Abolishing America (contd.): Iowa`s Options – “Diversity” Or “Hate”?


The debate over immigration may
have smothered in its cradle in Washington and national
politics, but in more real places it`s still alive and
kicking.  One
such place is Iowa, which for the last nine months has
been pregnant with controversy over the issue.

Last September, the state`s
Democratic governor, Tom
Vilsack,
was infected with the idea that what Iowa
really needs are more immigrants—namely 350,000 of
them—to be imported from Third World countries to help
poor, backward, white Iowa “diversify.” For all the
pompous rhetoric about the holy mantra of
“diversity,” the real reason behind the governor`s
plan was much more mundane. Iowa, a mainly rural state,
is losing population and needs more people to boost its
economy.  The
governor`s plan had the support of what at the time
were called “business and civic leaders”—that is,
those who directly profit form the cheap labor that more
immigration brings.

But those who don`t so
profit—the vast majority of Iowans – didn`t care
much for the governor`s plan. 
Some 58 percent thought
Iowa was already diverse enough and expressed opposition
to the proposal.  A
more recent poll, released this month by the pro-immigration
Des Moines
Register
, shows that number hasn`t changed and
also that some two-thirds of the citizens of Des Moines
think their city “has enough racial, ethnic and
cultural diversity for their needs and preferences.”

As suggested above, the invocation
of “diversity” has become a kind of dogma that is
never explained or subjected to scrutiny. It would be
interesting to know how one is supposed to decide how
much “diversity” is enough and how much is too
little.  For
that matter, it would be nice to know why “diversity”
is a good thing at all. 
How exactly does Iowa suffer from not having more
“diversity”?  What
benefits of civilized life is Iowa lacking today because
it is not sufficiently “diverse”? 
Alas, no one seems to know, or, if they know,
don`t say.

What they do say is that those who
oppose immigration and the “diversity” it brings are
full of hate.  Two
days after the Des Moines Register imparted the dismal news that Iowans are pretty
much satiated with “diversity,” the same reporter
unleashed another story claiming
that groups opposing immigration are all “hate
groups.
  At
least one of the groups had run TV
ads
against Gov. Vilsack`s proposal a few months
before.  The
meaning is clear.

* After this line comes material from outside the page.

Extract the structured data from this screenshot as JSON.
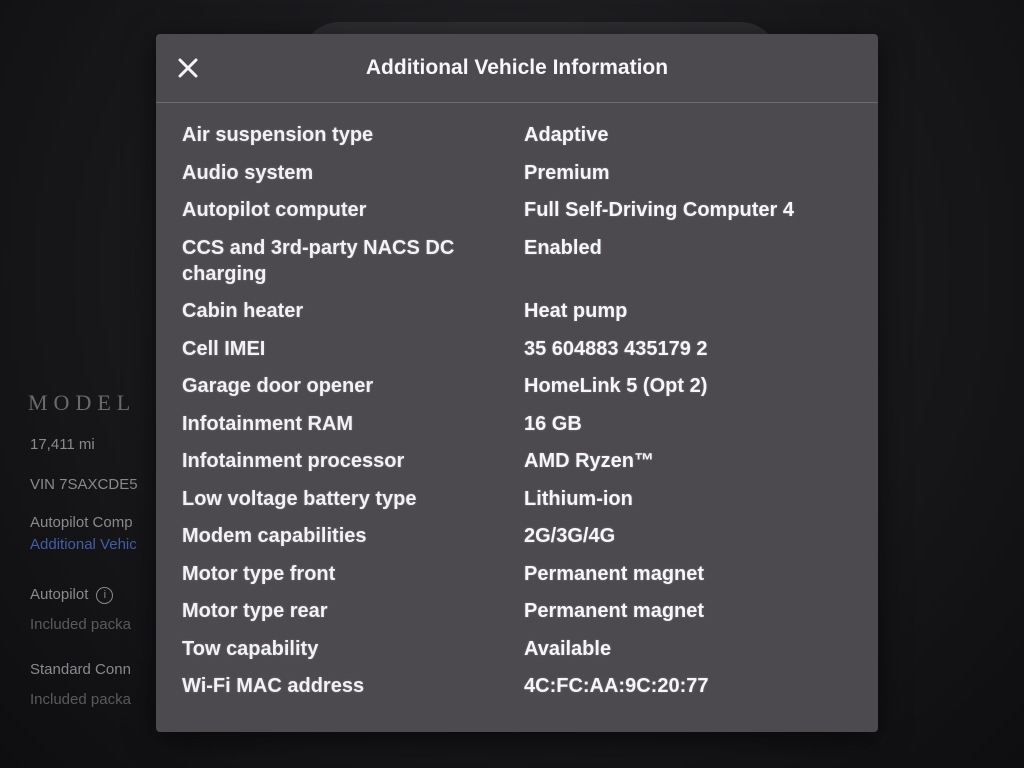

Iowans have been duped into thinking
their state has too much diversity because “hate
groups” have made them think so.

What`s interesting about the
second Register
story is that it never tells us what a “hate group”
is exactly—just as no one who is for diversity ever
tells us what good diversity does. 
Both “hate” and “diversity” as they are
used today are codewords, deployed to invoke images in
people`s minds without inciting actual thought about
what they mean.  Everybody`s
against “hate,” of course, and everybody is for or
should be for “diversity.” 
If you`re not for “diversity,” it must be
because you`re full of “hate.”

The source of the Register`s smear is the Southern Poverty Law Center, a left-wing
outfit that specializes in denouncing
any group it deems too far to the right as a “hate
group.”  But
it too doesn`t bother to define “hate group,” and
at least some of the information it purveys about some
of the groups in question is simply wrong.

Presumably, a “hate group” is
a group that advocates hatred—and therefore
violence—against certain racial, religious, or ethnic
groups.  The
problem is that I happen to know most of the groups
being denounced and know that they do no such thing. 
Nor does the Southern Poverty Law Center or the Des
Moines Register
provide any information that they
do.  In the
amazingly non-diverse minds of the Center and the
newspaper, anyone who opposes immigration and thinks
Iowa is already diverse enough must be driven by
hate—and that, as far as I can tell, is the only
reason they have for claiming these are “hate
groups.”

What is happening in the great
Iowa debate about immigration may explain why there
hasn`t been more of a debate about immigration in the
nation as a whole—those who support mass immigration
don`t really have much of an argument on their side,
so all they can do is invoke codewords like
“diversity” and smear anyone who disagrees with them
as driven by “hate.” 
What ensues is not a debate but the forensic
equivalent of mud
wrestling, and what comes out of the “debate” is not
truth but merely emotional gratification and the
muzzling of real thought and real discussion. Iowans
ought to demand something better for their state,
because the nation as a whole has failed to demand it
for itself.

COPYRIGHT 2001 CREATORS
SYNDICATE, INC.

May 24,
2001